Trade Jobs Sit Empty, While High School Grads Line
Up for University
PTL shares the message that high paying jobs don’t have to come at the cost of traditional four-year degrees
The decision of which university to attend is a life-changing decision for an upcoming high school graduate to make. Will they move? What will they major in? And the looming question: What will they do once they graduate from that university?
Students in high school today are faced with, seemingly, only one option: Go to university and get a bachelor’s degree, while an alarming amount of trade jobs across the country sit untouched.
A False Impression
There is an astounding misconception that a trade job reflects someone who is uneducated and unqualified; however, on the contrary, many trade-oriented jobs require secondary training of some form after high school. Associates degrees, certifications, and continuing education courses are typically a necessary part of trade careers, which can save students from costly student loans and debt.
The mistake is made far too often that the only way to acquire a stable career post-high school is to go to a four-year university. Despite that, students with technical training are more likely to be employed at a faster rate than those without, and significantly more likely to be working in their respective field of study.
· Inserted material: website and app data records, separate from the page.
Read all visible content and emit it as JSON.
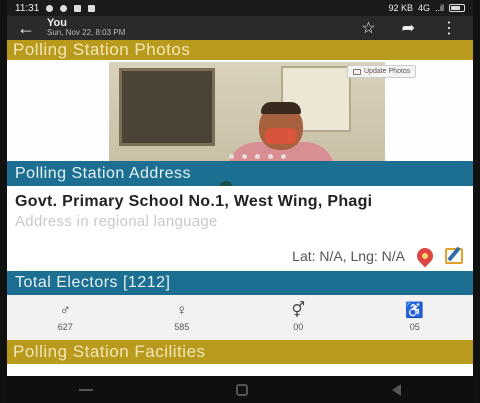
{
  "status_bar": {
    "time": "11:31",
    "speed": "92 KB",
    "network": "4G",
    "signal": "..il",
    "battery_icon": "battery-icon"
  },
  "app_bar": {
    "back_icon": "arrow-left-icon",
    "title": "You",
    "subtitle": "Sun, Nov 22, 8:03 PM",
    "actions": [
      "star-icon",
      "share-icon",
      "more-vert-icon"
    ]
  },
  "sections": {
    "photos_title": "Polling Station Photos",
    "update_photos_label": "Update Photos",
    "address_title": "Polling Station Address",
    "electors_title": "Total Electors [1212]",
    "facilities_title": "Polling Station Facilities"
  },
  "address": {
    "line": "Govt. Primary School No.1, West Wing, Phagi",
    "regional_placeholder": "Address in regional language",
    "latlng": "Lat: N/A, Lng: N/A"
  },
  "electors": [
    {
      "icon": "male-icon",
      "value": "627"
    },
    {
      "icon": "female-icon",
      "value": "585"
    },
    {
      "icon": "third-gender-icon",
      "value": "00"
    },
    {
      "icon": "pwd-wheelchair-icon",
      "value": "05"
    }
  ],
  "colors": {
    "gold_header": "#b89a1d",
    "teal_header": "#1d6f91"
  }
}
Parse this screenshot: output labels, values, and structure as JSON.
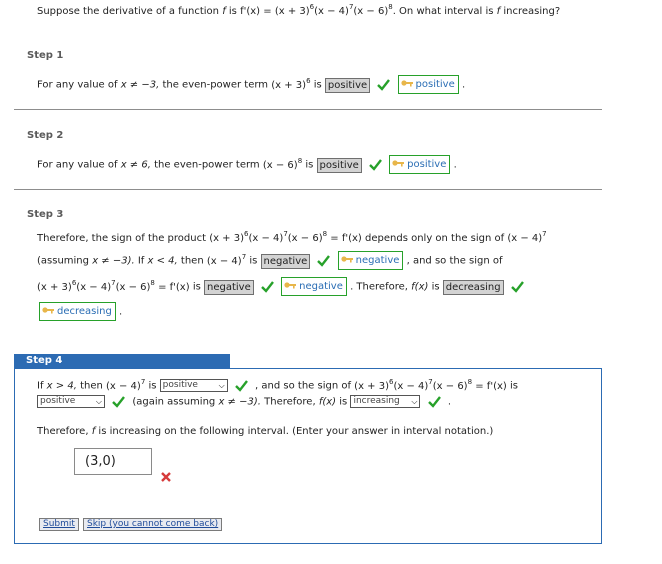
{
  "question": {
    "prefix": "Suppose the derivative of a function",
    "f": "f",
    "is": "is",
    "deriv": "f'(x) = (x + 3)",
    "e1": "6",
    "mid": "(x − 4)",
    "e2": "7",
    "mid2": "(x − 6)",
    "e3": "8",
    "suffix": ". On what interval is",
    "f2": "f",
    "suffix2": "increasing?"
  },
  "step1": {
    "label": "Step 1",
    "text1": "For any value of",
    "cond": "x ≠ −3,",
    "text2": "the even-power term",
    "term": "(x + 3)",
    "exp": "6",
    "is": "is",
    "answer_box": "positive",
    "key_answer": "positive",
    "dot": "."
  },
  "step2": {
    "label": "Step 2",
    "text1": "For any value of",
    "cond": "x ≠ 6,",
    "text2": "the even-power term",
    "term": "(x − 6)",
    "exp": "8",
    "is": "is",
    "answer_box": "positive",
    "key_answer": "positive",
    "dot": "."
  },
  "step3": {
    "label": "Step 3",
    "l1a": "Therefore, the sign of the product",
    "l1b": "(x + 3)",
    "l1b_e": "6",
    "l1c": "(x − 4)",
    "l1c_e": "7",
    "l1d": "(x − 6)",
    "l1d_e": "8",
    "l1e": "= f'(x)",
    "l1f": "depends only on the sign of",
    "l1g": "(x − 4)",
    "l1g_e": "7",
    "l2a": "(assuming",
    "l2b": "x ≠ −3).",
    "l2c": "If",
    "l2d": "x < 4,",
    "l2e": "then",
    "l2f": "(x − 4)",
    "l2f_e": "7",
    "l2g": "is",
    "l2_box": "negative",
    "l2_key": "negative",
    "l2h": ", and so the sign of",
    "l3a": "(x + 3)",
    "l3a_e": "6",
    "l3b": "(x − 4)",
    "l3b_e": "7",
    "l3c": "(x − 6)",
    "l3c_e": "8",
    "l3d": "= f'(x)",
    "l3e": "is",
    "l3_box": "negative",
    "l3_key": "negative",
    "l3f": ". Therefore,",
    "l3g": "f(x)",
    "l3h": "is",
    "l3_box2": "decreasing",
    "l4_key": "decreasing",
    "dot": "."
  },
  "step4": {
    "label": "Step 4",
    "l1a": "If",
    "l1b": "x > 4,",
    "l1c": "then",
    "l1d": "(x − 4)",
    "l1d_e": "7",
    "l1e": "is",
    "sel1": "positive",
    "l1f": ", and so the sign of",
    "l1g": "(x + 3)",
    "l1g_e": "6",
    "l1h": "(x − 4)",
    "l1h_e": "7",
    "l1i": "(x − 6)",
    "l1i_e": "8",
    "l1j": "= f'(x)",
    "l1k": "is",
    "sel2": "positive",
    "l2a": "(again assuming",
    "l2b": "x ≠ −3).",
    "l2c": "Therefore,",
    "l2d": "f(x)",
    "l2e": "is",
    "sel3": "increasing",
    "dot": ".",
    "l3a": "Therefore,",
    "l3b": "f",
    "l3c": "is increasing on the following interval. (Enter your answer in interval notation.)",
    "answer_value": "(3,0)",
    "submit_label": "Submit",
    "skip_label": "Skip (you cannot come back)"
  },
  "colors": {
    "accent": "#2c6bb3",
    "correct": "#27a12a",
    "incorrect": "#d63b3b"
  },
  "icons": [
    "check-icon",
    "key-icon",
    "cross-icon",
    "chevron-down-icon"
  ]
}
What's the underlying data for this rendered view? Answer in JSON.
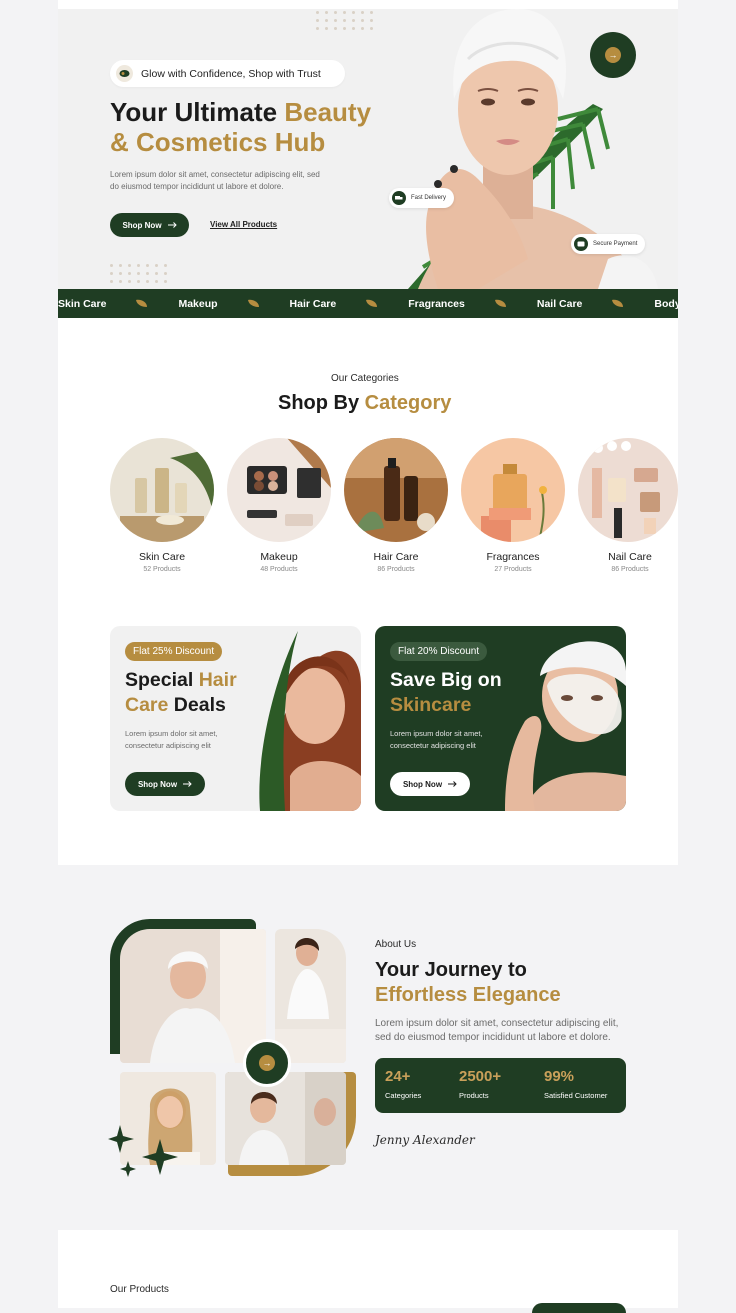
{
  "hero": {
    "tagline": "Glow with Confidence, Shop with Trust",
    "title_part1": "Your Ultimate ",
    "title_gold1": "Beauty",
    "title_gold2": "& Cosmetics Hub",
    "description": "Lorem ipsum dolor sit amet, consectetur adipiscing elit, sed do eiusmod tempor incididunt ut labore et dolore.",
    "shop_now": "Shop Now",
    "view_all": "View All Products",
    "chip_delivery": "Fast Delivery",
    "chip_payment": "Secure Payment"
  },
  "marquee": [
    "Skin Care",
    "Makeup",
    "Hair Care",
    "Fragrances",
    "Nail Care",
    "Body Care"
  ],
  "categories": {
    "eyebrow": "Our Categories",
    "title_part1": "Shop By ",
    "title_gold": "Category",
    "items": [
      {
        "name": "Skin Care",
        "count": "52 Products"
      },
      {
        "name": "Makeup",
        "count": "48 Products"
      },
      {
        "name": "Hair Care",
        "count": "86 Products"
      },
      {
        "name": "Fragrances",
        "count": "27 Products"
      },
      {
        "name": "Nail Care",
        "count": "86 Products"
      }
    ]
  },
  "promos": [
    {
      "tag": "Flat 25% Discount",
      "title_a": "Special ",
      "title_gold": "Hair Care",
      "title_b": " Deals",
      "desc": "Lorem ipsum dolor sit amet, consectetur adipiscing elit",
      "button": "Shop Now"
    },
    {
      "tag": "Flat 20% Discount",
      "title_a": "Save Big on ",
      "title_gold": "Skincare",
      "desc": "Lorem ipsum dolor sit amet, consectetur adipiscing elit",
      "button": "Shop Now"
    }
  ],
  "about": {
    "eyebrow": "About Us",
    "title_line1": "Your Journey to",
    "title_gold": "Effortless Elegance",
    "description": "Lorem ipsum dolor sit amet, consectetur adipiscing elit, sed do eiusmod tempor incididunt ut labore et dolore.",
    "stats": [
      {
        "value": "24+",
        "label": "Categories"
      },
      {
        "value": "2500+",
        "label": "Products"
      },
      {
        "value": "99%",
        "label": "Satisfied Customer"
      }
    ],
    "signature": "Jenny Alexander"
  },
  "products": {
    "eyebrow": "Our Products"
  },
  "colors": {
    "green": "#1f3d23",
    "gold": "#b68d40",
    "background": "#f3f3f5"
  }
}
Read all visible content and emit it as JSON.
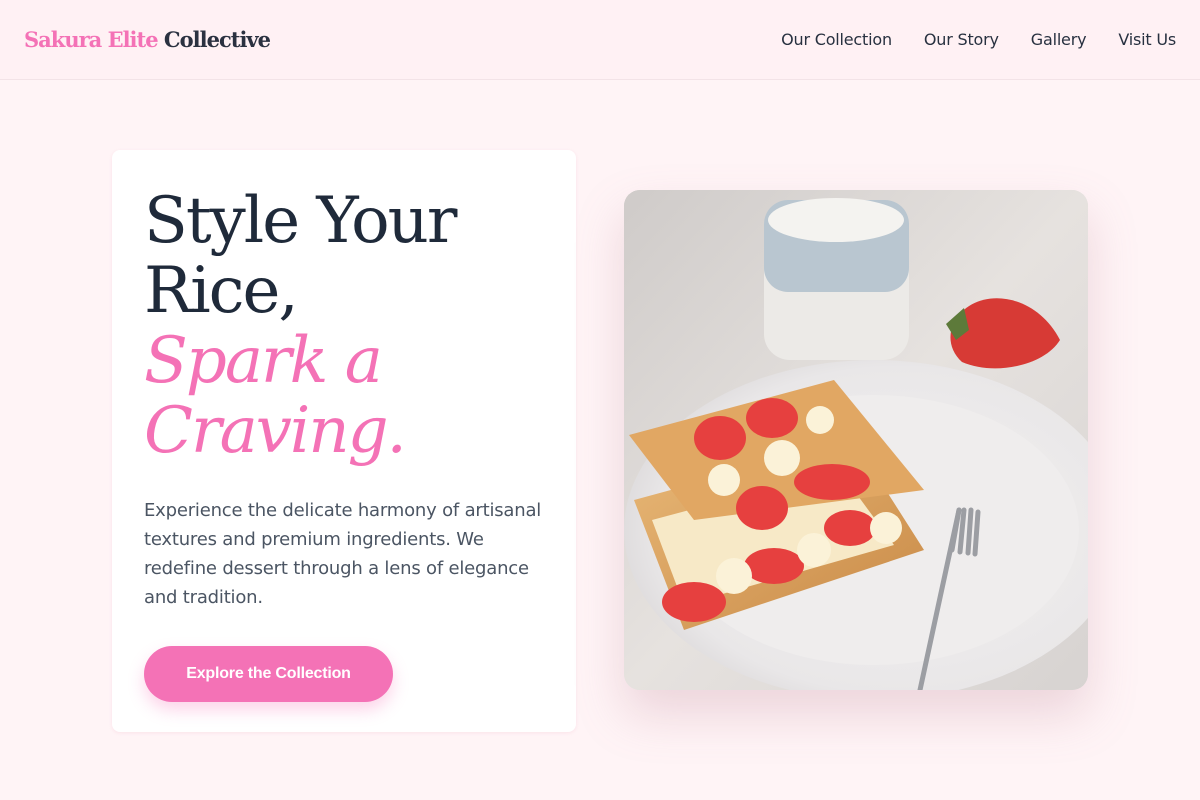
{
  "brand": {
    "name_accent": "Sakura Elite",
    "name_rest": "Collective",
    "accent_color": "#f472b6"
  },
  "nav": {
    "items": [
      {
        "label": "Our Collection"
      },
      {
        "label": "Our Story"
      },
      {
        "label": "Gallery"
      },
      {
        "label": "Visit Us"
      }
    ]
  },
  "hero": {
    "headline_lines": [
      "Style Your",
      "Rice,"
    ],
    "headline_accent_lines": [
      "Spark a",
      "Craving."
    ],
    "description": "Experience the delicate harmony of artisanal textures and premium ingredients. We redefine dessert through a lens of elegance and tradition.",
    "cta_label": "Explore the Collection",
    "image": {
      "subject": "strawberry mille-feuille pastry on a white plate with fork, milk jug and strawberry"
    }
  },
  "colors": {
    "page_background": "#fff4f6",
    "heading": "#1f2a3a",
    "body_text": "#4b5563",
    "button": "#f472b6"
  }
}
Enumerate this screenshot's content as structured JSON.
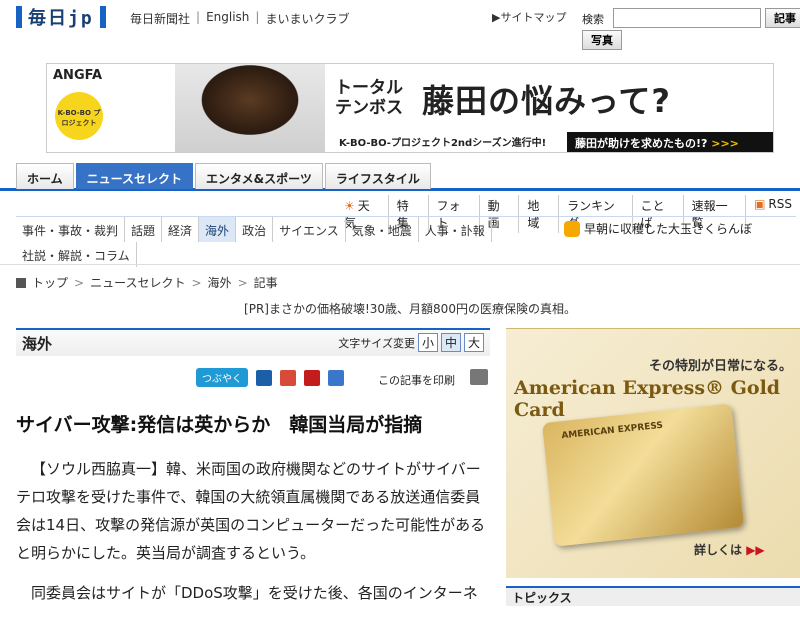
{
  "header": {
    "logo": "毎日jp",
    "links": [
      "毎日新聞社",
      "English",
      "まいまいクラブ"
    ],
    "sitemap": "サイトマップ",
    "search_label": "検索",
    "search_placeholder": "",
    "search_button": "記事",
    "photo_button": "写真"
  },
  "banner": {
    "brand": "ANGFA",
    "badge": "K-BO-BO プロジェクト",
    "left_line1": "トータル",
    "left_line2": "テンボス",
    "headline": "藤田の悩みって?",
    "sub": "K-BO-BO-プロジェクト2ndシーズン進行中!",
    "cta": "藤田が助けを求めたもの!?"
  },
  "nav": {
    "items": [
      "ホーム",
      "ニュースセレクト",
      "エンタメ&スポーツ",
      "ライフスタイル"
    ],
    "active": "ニュースセレクト"
  },
  "subnav": {
    "items": [
      "天気",
      "特集",
      "フォト",
      "動画",
      "地域",
      "ランキング",
      "ことば",
      "速報一覧",
      "RSS"
    ]
  },
  "categories": {
    "row1": [
      "事件・事故・裁判",
      "話題",
      "経済",
      "海外",
      "政治",
      "サイエンス",
      "気象・地震",
      "人事・訃報"
    ],
    "row2": [
      "社説・解説・コラム"
    ],
    "active": "海外",
    "topic_link": "早朝に収穫した大玉さくらんぼ"
  },
  "breadcrumb": [
    "トップ",
    "ニュースセレクト",
    "海外",
    "記事"
  ],
  "pr": "[PR]まさかの価格破壊!30歳、月額800円の医療保険の真相。",
  "article": {
    "section": "海外",
    "fontsize_label": "文字サイズ変更",
    "fontsize_options": [
      "小",
      "中",
      "大"
    ],
    "tweet_label": "つぶやく",
    "print_label": "この記事を印刷",
    "headline": "サイバー攻撃:発信は英からか　韓国当局が指摘",
    "para1": "【ソウル西脇真一】韓、米両国の政府機関などのサイトがサイバーテロ攻撃を受けた事件で、韓国の大統領直属機関である放送通信委員会は14日、攻撃の発信源が英国のコンピューターだった可能性があると明らかにした。英当局が調査するという。",
    "para2": "同委員会はサイトが「DDoS攻撃」を受けた後、各国のインターネ"
  },
  "side_ad": {
    "sub": "その特別が日常になる。",
    "title": "American Express® Gold Card",
    "card_name": "AMERICAN EXPRESS",
    "more": "詳しくは",
    "more_arrow": "▶▶"
  },
  "topics": "トピックス"
}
A Branding Issue
The perception of trade jobs have gotten a bad wrap, and because of this stigma, it fuels the worry for hard work, with low pay, being forced into a blue-collar job, with little education.
High schools emphasize the number of their graduates who go on to a four-year university but neglect those that choose a trade post-graduation, adding to the stigma that trade workers aren’t as valuable or notable.
A Different Option
A career in a trade will teach you:
- Real world skills
- Critical thinking
- Decision-making skills
- Management skills